------ Data to examine ------

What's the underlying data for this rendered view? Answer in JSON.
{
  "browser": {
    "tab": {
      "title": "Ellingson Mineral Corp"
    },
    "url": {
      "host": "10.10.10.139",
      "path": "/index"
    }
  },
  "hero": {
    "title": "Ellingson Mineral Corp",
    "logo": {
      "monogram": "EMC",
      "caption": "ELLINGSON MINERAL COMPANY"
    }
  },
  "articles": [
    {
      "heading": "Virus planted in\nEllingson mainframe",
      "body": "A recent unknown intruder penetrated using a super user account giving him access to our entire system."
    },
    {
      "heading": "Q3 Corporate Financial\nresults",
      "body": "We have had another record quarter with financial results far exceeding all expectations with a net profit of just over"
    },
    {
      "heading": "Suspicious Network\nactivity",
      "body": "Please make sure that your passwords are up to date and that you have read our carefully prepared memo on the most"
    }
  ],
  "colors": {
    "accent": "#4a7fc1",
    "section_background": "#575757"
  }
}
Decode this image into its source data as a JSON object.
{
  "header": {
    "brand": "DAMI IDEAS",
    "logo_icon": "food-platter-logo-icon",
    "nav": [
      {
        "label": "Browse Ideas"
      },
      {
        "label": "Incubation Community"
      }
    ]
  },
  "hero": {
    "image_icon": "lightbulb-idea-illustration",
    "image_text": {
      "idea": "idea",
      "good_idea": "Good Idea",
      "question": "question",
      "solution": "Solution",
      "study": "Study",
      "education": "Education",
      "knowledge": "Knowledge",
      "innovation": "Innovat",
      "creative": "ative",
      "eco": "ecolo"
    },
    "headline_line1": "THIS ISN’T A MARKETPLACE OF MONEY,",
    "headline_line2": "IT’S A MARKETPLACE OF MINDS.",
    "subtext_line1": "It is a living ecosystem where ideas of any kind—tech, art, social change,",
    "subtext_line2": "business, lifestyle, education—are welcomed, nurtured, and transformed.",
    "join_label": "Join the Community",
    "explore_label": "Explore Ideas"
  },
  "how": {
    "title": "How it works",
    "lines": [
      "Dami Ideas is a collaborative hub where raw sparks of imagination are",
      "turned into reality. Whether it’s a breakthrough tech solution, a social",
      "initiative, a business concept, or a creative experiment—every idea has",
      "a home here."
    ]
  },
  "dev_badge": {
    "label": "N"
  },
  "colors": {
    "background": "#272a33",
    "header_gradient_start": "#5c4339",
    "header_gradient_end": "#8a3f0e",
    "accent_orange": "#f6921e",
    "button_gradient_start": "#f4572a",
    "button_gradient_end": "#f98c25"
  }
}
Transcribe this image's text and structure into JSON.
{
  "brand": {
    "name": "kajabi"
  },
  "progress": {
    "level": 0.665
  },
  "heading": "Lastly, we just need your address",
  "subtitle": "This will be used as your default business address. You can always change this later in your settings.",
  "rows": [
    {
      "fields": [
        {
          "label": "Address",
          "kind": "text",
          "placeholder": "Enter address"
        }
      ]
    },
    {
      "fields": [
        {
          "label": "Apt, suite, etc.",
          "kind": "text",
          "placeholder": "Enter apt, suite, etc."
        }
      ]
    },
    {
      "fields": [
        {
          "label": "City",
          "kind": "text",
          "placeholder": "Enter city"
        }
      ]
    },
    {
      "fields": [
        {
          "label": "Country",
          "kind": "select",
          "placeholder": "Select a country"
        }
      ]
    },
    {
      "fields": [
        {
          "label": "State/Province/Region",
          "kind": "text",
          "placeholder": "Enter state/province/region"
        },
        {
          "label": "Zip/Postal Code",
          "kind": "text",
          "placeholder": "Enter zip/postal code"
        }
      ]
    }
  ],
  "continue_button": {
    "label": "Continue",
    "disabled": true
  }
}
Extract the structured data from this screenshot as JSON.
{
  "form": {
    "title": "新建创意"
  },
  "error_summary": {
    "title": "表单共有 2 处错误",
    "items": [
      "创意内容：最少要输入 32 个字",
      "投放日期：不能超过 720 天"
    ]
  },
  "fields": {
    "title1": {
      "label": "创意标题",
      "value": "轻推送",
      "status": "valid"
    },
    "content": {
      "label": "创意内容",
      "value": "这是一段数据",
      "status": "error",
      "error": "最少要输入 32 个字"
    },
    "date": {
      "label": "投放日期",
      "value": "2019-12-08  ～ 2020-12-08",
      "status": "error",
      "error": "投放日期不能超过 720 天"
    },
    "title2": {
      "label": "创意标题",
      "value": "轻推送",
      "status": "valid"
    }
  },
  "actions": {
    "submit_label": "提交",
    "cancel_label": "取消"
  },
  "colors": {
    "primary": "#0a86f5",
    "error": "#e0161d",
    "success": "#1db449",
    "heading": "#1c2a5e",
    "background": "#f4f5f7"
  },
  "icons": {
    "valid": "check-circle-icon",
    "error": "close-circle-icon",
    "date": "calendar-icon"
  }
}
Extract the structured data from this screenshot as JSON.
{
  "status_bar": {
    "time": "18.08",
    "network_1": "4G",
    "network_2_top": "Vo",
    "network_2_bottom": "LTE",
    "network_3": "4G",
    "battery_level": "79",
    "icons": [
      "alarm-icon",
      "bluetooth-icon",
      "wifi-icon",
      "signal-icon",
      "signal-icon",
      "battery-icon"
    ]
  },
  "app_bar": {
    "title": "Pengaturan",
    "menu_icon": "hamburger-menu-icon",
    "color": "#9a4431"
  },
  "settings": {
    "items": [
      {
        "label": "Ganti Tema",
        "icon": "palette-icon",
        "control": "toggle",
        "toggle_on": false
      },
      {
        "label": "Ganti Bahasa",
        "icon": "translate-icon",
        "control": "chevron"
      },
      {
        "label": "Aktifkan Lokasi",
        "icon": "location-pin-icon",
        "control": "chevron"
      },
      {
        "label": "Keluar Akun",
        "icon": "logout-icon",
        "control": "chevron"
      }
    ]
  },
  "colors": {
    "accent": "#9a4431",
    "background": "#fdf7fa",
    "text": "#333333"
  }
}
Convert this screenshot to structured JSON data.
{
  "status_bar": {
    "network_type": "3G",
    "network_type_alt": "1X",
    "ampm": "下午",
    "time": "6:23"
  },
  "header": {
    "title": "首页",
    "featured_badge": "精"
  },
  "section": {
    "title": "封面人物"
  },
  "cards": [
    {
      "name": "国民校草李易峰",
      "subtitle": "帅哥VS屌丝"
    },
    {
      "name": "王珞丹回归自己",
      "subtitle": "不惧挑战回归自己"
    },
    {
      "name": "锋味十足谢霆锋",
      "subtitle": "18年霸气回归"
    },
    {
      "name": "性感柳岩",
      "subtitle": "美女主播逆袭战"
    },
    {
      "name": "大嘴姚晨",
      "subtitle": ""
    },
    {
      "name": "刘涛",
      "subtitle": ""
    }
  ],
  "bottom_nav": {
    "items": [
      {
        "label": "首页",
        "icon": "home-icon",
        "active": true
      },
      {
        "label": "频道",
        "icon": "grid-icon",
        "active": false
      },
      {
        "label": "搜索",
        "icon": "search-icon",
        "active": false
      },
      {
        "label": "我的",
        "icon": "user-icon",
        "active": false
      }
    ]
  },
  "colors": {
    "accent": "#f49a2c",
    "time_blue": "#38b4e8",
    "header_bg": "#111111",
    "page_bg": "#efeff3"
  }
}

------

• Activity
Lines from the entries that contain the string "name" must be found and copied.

• Expected answer
    "name": "kajabi"
      "name": "国民校草李易峰",
      "name": "王珞丹回归自己",
      "name": "锋味十足谢霆锋",
      "name": "性感柳岩",
      "name": "大嘴姚晨",
      "name": "刘涛",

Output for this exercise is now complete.